When looking back at the NFIL infographic I believe this tool falls under three sections, including searching (under Research and Library Skills), critical reading and critical thinking (under Critical Literacy). While the purpose of the model is to help us search and sort through information, it is also important that we read the information with a critical eye and think about it critically in order to determine whether or not it is sufficient to use to solve our problem or perform the task at hand. The tool does neglect Information Ethics and Media Literacy but it is still an important part of the whole as far as information literacy is concerned. If students don’t know how to successfully perform the tasks outlined in the model they will have a hard time successfully executing research.

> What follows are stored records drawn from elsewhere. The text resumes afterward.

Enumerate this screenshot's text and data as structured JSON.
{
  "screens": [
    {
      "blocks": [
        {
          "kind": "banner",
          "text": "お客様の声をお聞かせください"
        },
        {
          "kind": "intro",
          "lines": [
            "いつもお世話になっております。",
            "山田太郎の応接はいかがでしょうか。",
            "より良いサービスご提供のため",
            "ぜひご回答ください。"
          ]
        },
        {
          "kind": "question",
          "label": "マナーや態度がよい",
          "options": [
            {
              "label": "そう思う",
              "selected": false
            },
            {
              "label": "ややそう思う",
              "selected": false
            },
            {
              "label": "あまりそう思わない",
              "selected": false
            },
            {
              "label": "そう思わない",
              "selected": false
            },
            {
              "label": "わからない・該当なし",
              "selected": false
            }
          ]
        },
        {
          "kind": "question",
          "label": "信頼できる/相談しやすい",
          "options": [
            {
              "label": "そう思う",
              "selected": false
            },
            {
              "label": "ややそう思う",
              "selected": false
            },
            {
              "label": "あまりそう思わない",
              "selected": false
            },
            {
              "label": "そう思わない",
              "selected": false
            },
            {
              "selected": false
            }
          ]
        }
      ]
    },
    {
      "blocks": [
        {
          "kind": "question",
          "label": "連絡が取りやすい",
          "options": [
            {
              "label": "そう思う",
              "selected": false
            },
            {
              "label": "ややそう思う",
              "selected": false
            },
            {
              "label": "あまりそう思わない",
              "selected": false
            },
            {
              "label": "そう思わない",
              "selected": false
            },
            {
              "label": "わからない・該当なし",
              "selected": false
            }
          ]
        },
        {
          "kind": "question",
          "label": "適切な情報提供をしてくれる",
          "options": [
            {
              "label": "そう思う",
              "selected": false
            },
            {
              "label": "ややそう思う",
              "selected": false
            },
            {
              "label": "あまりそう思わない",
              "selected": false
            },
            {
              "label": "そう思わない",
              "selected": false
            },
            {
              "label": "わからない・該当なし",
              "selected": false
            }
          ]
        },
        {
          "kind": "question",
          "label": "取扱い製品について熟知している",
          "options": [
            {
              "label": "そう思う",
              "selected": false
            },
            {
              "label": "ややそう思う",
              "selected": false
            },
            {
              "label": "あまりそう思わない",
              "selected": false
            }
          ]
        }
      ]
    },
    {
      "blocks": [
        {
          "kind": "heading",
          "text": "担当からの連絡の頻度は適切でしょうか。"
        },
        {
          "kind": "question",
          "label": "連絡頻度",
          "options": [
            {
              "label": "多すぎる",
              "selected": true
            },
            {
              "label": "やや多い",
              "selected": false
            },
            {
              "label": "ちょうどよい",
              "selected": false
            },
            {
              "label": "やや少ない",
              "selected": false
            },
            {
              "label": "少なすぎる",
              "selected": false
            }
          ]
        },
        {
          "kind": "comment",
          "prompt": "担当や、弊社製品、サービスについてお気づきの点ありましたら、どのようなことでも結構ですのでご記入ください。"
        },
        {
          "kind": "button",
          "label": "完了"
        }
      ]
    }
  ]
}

I believe that these resources can transform both my teaching and my student’s learning because they bring up important aspects of what information literacy is. They are all great resources for teaching students different parts of how to exercise information literacy skills that they need to have to be successful in school and, later, in the workplace. From how to perform unbiased internet searches, understanding copyrights, how to stay safe while using the internet, and how to sort through information they encounter, each aspect helps students practice important skills in becoming more information literate. I believe these tools can provide a great platform for students to mature in their information literacy skills. These skills will make them more efficient in how they work. I think knowing how to use the resources they have, and use them correctly, will help to build their self esteem as well. If they feel like they are working successfully they will not get discouraged and will be more likely to go through their assignments with ease. I think that most students really want to be successful in the classroom. Teaching them how to work smarter will help build on that success. I feel that it is my responsibility as a teacher to help make my students successful and prepare them for their future. The resources I have explored can provide a great platform for doing just that.